From the time that I was old enough to understand what I was seeing on screen, I’ve loved the movies. Star Wars was the first movie that really made me sit up and take notice. But it was the Saturday afternoon “Monster Mash” marathons on our old black and white TV set that kept my attention after that. Movies like The Blob, the original The Thing (with the walking vegetable), all of the Godzilla films, Planet of the Apes… I could go on and on. I watched with my sister and the two of us often talk about those happy weekend afternoons to this day.
But even with my love for those classic monster movies, I’ve never really focused on film history. Every now and then I’ll watch a documentary or read a book on some of the history involved, but that’s about it.

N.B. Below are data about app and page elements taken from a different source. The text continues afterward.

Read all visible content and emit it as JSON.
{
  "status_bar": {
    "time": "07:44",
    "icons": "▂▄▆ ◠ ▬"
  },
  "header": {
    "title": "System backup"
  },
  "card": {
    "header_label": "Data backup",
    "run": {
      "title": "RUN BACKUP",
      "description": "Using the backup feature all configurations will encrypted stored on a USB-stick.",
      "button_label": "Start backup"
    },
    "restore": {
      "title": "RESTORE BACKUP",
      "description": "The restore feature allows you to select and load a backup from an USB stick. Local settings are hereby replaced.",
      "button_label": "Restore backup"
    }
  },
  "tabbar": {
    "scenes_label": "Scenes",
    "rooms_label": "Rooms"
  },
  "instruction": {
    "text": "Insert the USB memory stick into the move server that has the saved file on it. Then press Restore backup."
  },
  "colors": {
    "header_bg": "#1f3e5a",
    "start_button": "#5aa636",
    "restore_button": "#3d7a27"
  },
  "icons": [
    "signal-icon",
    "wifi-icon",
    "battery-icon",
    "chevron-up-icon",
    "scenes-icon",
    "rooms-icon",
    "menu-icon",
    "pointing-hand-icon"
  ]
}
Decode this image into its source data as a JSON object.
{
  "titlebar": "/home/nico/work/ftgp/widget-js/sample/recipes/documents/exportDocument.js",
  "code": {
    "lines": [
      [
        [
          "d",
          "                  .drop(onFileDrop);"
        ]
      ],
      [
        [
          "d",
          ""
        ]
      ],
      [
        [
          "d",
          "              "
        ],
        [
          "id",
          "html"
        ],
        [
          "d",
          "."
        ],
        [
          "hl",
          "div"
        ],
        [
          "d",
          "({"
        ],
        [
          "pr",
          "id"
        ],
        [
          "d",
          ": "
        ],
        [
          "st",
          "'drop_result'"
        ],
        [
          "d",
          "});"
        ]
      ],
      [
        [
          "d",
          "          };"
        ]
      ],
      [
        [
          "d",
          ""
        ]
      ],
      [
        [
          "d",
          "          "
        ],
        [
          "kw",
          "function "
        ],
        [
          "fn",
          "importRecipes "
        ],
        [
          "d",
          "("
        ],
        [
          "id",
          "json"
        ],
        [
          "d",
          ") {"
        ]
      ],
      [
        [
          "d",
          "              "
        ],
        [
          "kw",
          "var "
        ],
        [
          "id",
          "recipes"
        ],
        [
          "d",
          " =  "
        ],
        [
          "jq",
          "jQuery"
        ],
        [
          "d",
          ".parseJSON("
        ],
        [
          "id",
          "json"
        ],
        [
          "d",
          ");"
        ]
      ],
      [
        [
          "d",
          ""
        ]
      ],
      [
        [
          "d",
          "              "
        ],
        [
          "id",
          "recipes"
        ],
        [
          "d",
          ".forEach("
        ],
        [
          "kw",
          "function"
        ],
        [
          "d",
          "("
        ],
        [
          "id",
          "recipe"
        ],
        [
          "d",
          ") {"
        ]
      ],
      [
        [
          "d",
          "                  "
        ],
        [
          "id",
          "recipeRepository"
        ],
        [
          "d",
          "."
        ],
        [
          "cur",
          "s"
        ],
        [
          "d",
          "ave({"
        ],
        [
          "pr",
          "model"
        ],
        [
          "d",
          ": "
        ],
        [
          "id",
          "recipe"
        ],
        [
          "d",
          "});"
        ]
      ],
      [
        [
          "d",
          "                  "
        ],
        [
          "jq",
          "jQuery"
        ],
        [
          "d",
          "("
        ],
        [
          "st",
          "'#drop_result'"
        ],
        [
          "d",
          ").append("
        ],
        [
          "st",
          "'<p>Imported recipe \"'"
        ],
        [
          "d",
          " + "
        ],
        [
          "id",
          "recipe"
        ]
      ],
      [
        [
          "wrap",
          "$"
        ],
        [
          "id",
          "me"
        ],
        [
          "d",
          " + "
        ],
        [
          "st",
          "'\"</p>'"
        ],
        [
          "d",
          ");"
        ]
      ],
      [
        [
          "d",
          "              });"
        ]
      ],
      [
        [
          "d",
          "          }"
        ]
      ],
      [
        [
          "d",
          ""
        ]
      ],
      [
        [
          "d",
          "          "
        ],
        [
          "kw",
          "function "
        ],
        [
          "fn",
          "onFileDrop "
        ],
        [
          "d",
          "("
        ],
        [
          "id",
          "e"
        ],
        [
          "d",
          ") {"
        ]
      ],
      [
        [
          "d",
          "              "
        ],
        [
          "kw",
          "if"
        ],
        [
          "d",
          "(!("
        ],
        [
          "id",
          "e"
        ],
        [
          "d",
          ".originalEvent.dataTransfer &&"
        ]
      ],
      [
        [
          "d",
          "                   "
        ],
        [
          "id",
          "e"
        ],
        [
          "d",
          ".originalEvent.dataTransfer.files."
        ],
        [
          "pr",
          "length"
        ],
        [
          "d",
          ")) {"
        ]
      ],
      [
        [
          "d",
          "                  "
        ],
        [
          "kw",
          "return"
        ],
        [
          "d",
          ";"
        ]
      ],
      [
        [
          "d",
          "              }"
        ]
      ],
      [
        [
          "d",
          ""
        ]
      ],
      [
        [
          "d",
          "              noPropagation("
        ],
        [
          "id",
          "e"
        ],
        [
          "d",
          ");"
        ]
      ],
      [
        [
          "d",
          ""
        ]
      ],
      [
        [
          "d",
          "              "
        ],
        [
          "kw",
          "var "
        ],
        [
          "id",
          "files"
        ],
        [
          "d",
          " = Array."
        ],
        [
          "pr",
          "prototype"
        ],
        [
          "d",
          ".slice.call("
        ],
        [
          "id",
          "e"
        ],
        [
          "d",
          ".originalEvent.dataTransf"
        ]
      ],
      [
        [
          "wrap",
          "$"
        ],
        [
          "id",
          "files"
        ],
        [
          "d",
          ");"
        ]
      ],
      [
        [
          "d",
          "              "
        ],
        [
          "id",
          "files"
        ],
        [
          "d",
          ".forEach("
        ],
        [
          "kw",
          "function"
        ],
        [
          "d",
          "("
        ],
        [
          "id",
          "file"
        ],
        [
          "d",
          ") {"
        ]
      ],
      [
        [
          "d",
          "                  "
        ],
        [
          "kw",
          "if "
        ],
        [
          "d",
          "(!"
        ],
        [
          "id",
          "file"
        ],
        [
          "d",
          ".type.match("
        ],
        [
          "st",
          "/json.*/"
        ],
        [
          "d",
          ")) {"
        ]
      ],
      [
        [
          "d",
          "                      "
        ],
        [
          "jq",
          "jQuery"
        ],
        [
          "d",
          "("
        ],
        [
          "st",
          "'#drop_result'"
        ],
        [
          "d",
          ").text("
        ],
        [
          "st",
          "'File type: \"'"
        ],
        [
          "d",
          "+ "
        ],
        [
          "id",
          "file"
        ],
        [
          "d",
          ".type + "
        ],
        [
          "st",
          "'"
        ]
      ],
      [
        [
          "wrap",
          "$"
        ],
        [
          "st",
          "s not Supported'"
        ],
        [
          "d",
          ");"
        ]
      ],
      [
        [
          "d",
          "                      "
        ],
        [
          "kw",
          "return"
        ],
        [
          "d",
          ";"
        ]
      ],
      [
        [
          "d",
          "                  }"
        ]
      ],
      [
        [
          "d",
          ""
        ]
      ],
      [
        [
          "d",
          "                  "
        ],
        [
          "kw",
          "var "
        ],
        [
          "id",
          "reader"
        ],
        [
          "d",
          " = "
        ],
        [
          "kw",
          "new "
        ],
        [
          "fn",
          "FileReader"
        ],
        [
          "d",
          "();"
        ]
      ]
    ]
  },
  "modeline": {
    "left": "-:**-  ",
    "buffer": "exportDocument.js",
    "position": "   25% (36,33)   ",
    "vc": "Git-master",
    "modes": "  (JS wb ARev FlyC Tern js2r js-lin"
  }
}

So when I was given an opportunity to check out The Hammer Vault: Treasures from the Archive of Hammer Films by Marcus Hearn, I jumped at the chance. Though I was only familiar with a handful of the 80+ movies detailed in the book, it’s truly a treasure trove of information about how some of these films were made starting with 1954′s The Quatermass Xperiment all the way through 2010′s Let Me In based on the Swedish-language version of Let the Right One In in 2008. The trials and tribulations of the production company coupled with licensing for certain properties, actor disputes, money troubles, and more really offer an intriguing glimpse behind the curtain of some of these classic films.
Each film covered in the book offers a peek at some of the photographs, posters, scripts, and publicity materials used to make or market it. Looking at the black and white photographs as compared to the colored posters and lobby cards makes for a unique view at that time in film history. We’ve come a long way from handing out little booklets at movies like they do for theater productions today, but I was amazed to see the work that went into not only encouraging moviegoers to attend shows, but to get the films shown in movie theaters in the first place.
It was amazing to see actors like Peter Cushing, who I first saw in Star Wars and Christopher Lee, whom I’d seen but didn’t really recognize until the late 1990s in films like Sleepy Hollow and The Lord of the Rings films. Cushing and Lee looked so young in films like The Curse of Frankenstein in 1956! Even Oliver Reed, who I wasn’t familiar with until Gladiator in 2000 after his death looked extremely young in his first starring role in 1960′s The Curse of the Werewolf!
If you’ve ever been curious about some of the classic horror movies of the 1950s and ’60s, The Hammer Vault is an amazing way to learn about them. Even though each film only gets a page or two in the book, you get a quick glimpse at the past to see how these films have had a lasting effect into the present day. Plus, it’s a beautiful coffee table book!